The movie is not what I expected it to be. Granted, I don't know what anyone really expects from a movie that was advertised as a film about a guy who hooks up balloons to his house, but the best thing about Pixar films may be the fact that I never know exactly what kind of movie I'm going to get going in. The advertising is a little deceptive.
This is probably never more sharp than for Up, which, for all intents and purposes, isn't really a kids film. Sure, there are some gimmicky moments that are certainly geared for a younger audience, but, on the whole, the film is very adult in nature. Carl begins life as a would-be explorer. His adventures with a blue balloon take him to the somewhat more elaborate "ship" of Ellie - a girl who shares his obsession with explorer Charles Muntz but happens to be more bold in the way she goes about life. The two form a friendship that ends in a marriage and a wonderful life together. In perhaps the most brilliant two minutes of film I have seen in years, the audience views what must be at least forty to fifty years of marriage and the ups and downs they have - setting up house - picnics - wanting to have children but not being able to - planning trips to Paradise Falls that never quite make it because of other expenses, and Ellie's eventual death. In the three times I've seen the film now, I'm still amazed at how quickly the audience goes from laughing hysterically to complete and total silence. Even the youngest kids in the room know that something has shifted thanks to the score (well done, Michael Giacchino.) It's beautiful and heartbreaking - and they never make it to Paradise Falls. Ellie's lifelong dream of setting up house in the middle of no where never quite got fulfilled and Carl is left alone.
It is partly because of this that he gets the idea to balloon his house to Venezuela. The rest of the movie follows as Carl tries desperately to walk his house (literally) over to Paradise Falls along with stow-away Wilderness Explorer Russell who has never been really camping a day in his life but wants to earn his "assisting the elderly" badge. Russell is worthy of a completely different blog post so for now, I'm going to stick to one of my favorite moments in the film - as they're walking through the woods, Russell mentions to Carl that the wilderness is different than he expected, and that he's decided that the boring stuff is what he likes more, because he remembers it. He talks about going to get ice cream with his father and counting cars that go by the shop based on colors.
This relates to a moment in the film when Carl comes across Ellie's "Adventure Book" near the end of the film. At the beginning of the film she shows Carl the "Stuff I'm Going to Do" section - a blank part of the book where she was planning on filling in all her adventures. For almost the entire movie, that little blank section of scrap-book was the source of all of Carl's guilt. But then he actually looks at the pages and sees that Ellie has filled them in with all the "boring" stuff. Eating dinner. Picnics. Reading together.
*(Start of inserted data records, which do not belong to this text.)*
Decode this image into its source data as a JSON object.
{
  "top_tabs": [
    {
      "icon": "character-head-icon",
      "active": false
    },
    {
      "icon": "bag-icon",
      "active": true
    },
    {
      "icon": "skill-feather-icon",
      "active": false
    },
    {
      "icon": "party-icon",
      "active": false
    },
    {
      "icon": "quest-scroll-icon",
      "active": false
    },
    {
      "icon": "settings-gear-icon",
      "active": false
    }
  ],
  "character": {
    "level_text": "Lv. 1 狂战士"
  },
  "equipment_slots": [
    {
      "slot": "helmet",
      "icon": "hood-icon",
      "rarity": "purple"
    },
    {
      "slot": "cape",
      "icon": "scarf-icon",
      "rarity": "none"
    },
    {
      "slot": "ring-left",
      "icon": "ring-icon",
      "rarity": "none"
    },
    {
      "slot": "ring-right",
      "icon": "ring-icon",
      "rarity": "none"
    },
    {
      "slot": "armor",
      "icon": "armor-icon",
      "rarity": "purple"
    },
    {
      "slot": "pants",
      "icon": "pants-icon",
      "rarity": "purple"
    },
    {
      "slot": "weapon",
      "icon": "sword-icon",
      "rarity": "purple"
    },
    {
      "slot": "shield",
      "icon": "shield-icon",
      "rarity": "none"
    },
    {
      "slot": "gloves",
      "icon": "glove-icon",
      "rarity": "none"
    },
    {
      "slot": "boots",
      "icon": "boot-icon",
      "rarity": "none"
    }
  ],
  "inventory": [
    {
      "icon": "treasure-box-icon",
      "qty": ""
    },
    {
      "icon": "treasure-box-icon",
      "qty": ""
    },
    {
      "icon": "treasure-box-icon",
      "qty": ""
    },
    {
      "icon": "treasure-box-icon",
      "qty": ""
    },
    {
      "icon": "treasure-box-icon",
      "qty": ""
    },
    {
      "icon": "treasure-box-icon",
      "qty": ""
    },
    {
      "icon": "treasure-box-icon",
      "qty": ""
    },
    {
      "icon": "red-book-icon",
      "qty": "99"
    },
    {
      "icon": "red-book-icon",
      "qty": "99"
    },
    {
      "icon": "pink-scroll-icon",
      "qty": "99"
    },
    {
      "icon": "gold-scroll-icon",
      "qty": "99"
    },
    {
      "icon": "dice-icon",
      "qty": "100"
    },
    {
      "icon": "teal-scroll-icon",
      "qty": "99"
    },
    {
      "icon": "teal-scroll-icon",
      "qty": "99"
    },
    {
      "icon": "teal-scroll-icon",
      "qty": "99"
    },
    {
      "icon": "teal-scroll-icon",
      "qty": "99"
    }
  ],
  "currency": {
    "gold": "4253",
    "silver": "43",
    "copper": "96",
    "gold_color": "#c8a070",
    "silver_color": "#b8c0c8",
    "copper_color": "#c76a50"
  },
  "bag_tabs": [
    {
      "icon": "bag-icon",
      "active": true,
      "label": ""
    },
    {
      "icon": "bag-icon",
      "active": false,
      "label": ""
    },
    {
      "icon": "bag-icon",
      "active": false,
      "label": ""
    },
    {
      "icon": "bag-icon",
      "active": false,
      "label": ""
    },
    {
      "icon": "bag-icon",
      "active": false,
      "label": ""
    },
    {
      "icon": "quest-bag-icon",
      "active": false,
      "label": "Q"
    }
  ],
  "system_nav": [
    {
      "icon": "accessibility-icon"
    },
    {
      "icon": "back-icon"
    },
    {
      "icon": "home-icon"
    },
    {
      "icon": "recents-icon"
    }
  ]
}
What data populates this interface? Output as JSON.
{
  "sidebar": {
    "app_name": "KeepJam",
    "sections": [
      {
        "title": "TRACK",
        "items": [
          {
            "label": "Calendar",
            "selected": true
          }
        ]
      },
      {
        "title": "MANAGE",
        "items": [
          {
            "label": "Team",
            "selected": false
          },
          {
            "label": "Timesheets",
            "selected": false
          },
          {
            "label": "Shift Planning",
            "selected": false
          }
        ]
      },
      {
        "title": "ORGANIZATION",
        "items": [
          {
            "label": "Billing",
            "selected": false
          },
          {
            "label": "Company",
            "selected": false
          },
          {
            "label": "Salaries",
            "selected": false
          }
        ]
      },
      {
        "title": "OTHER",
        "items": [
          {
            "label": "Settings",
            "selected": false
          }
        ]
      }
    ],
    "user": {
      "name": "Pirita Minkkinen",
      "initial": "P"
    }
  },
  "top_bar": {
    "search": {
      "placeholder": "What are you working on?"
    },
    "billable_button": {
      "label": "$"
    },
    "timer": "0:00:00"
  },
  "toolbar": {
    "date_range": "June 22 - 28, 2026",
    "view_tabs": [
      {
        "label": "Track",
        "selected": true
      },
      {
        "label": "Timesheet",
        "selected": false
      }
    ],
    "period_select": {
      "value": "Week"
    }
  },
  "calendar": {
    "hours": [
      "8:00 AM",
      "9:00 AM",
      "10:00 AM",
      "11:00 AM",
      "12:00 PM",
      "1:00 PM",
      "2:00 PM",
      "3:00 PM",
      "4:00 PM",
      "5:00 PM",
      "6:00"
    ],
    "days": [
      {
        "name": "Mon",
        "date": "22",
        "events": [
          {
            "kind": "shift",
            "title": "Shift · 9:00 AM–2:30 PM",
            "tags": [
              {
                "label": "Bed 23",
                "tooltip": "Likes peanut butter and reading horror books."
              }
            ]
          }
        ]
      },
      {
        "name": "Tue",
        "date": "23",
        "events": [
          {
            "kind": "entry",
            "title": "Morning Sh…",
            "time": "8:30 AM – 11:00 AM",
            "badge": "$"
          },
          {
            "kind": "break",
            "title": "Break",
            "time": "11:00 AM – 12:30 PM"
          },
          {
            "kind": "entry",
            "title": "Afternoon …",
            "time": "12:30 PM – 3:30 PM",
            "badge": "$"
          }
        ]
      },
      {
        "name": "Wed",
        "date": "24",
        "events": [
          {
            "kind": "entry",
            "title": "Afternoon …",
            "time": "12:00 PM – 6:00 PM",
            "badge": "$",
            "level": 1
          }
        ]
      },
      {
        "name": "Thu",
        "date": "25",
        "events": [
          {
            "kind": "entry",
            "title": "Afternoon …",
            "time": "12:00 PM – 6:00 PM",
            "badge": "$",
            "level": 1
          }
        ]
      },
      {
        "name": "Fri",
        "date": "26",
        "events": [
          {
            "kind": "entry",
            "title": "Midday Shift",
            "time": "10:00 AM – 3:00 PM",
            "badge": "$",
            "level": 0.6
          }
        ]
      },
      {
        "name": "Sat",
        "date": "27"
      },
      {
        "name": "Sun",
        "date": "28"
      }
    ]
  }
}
Everything that they did for day to day life. Her adventure - grand as it had begun when she was a kid - had shifted into something more fulfilling.
This idea of adventures being better in the every-day part of life has been on my mind quite a bit lately. I've been thinking about the goals I have for myself and the way that most people see those goals as wasting my education or a chance for a good career. But then I think about my family - I think about the parts of my family that I love the most. I love that my dad goes out of his way, even on Father's Day, to make breakfast for us before church. I love sitting with everyone half piled on the same couch so that we can watch old family videos and eat popcorn together. I even love being piled into the same small van for endless road trips around the country. We don't have the most elaborate family adventures together, but it's never mattered because the trip itself isn't as important as just spending time together.
So to the small child in front of me who proclaimed after Carl and Russell should have taken the bus to avoid the storm that tossed their make-shift hot air balloon house around - you might be right. But where would be the fun in that? And where would be the movie in that? Carl's lesson at the end is a lesson well learned - when we get where we thought we always wanted to be, we end up sitting in our easy chair and saying. . . "now what?" Unless, of course, the journey is seen as an important part of the destination.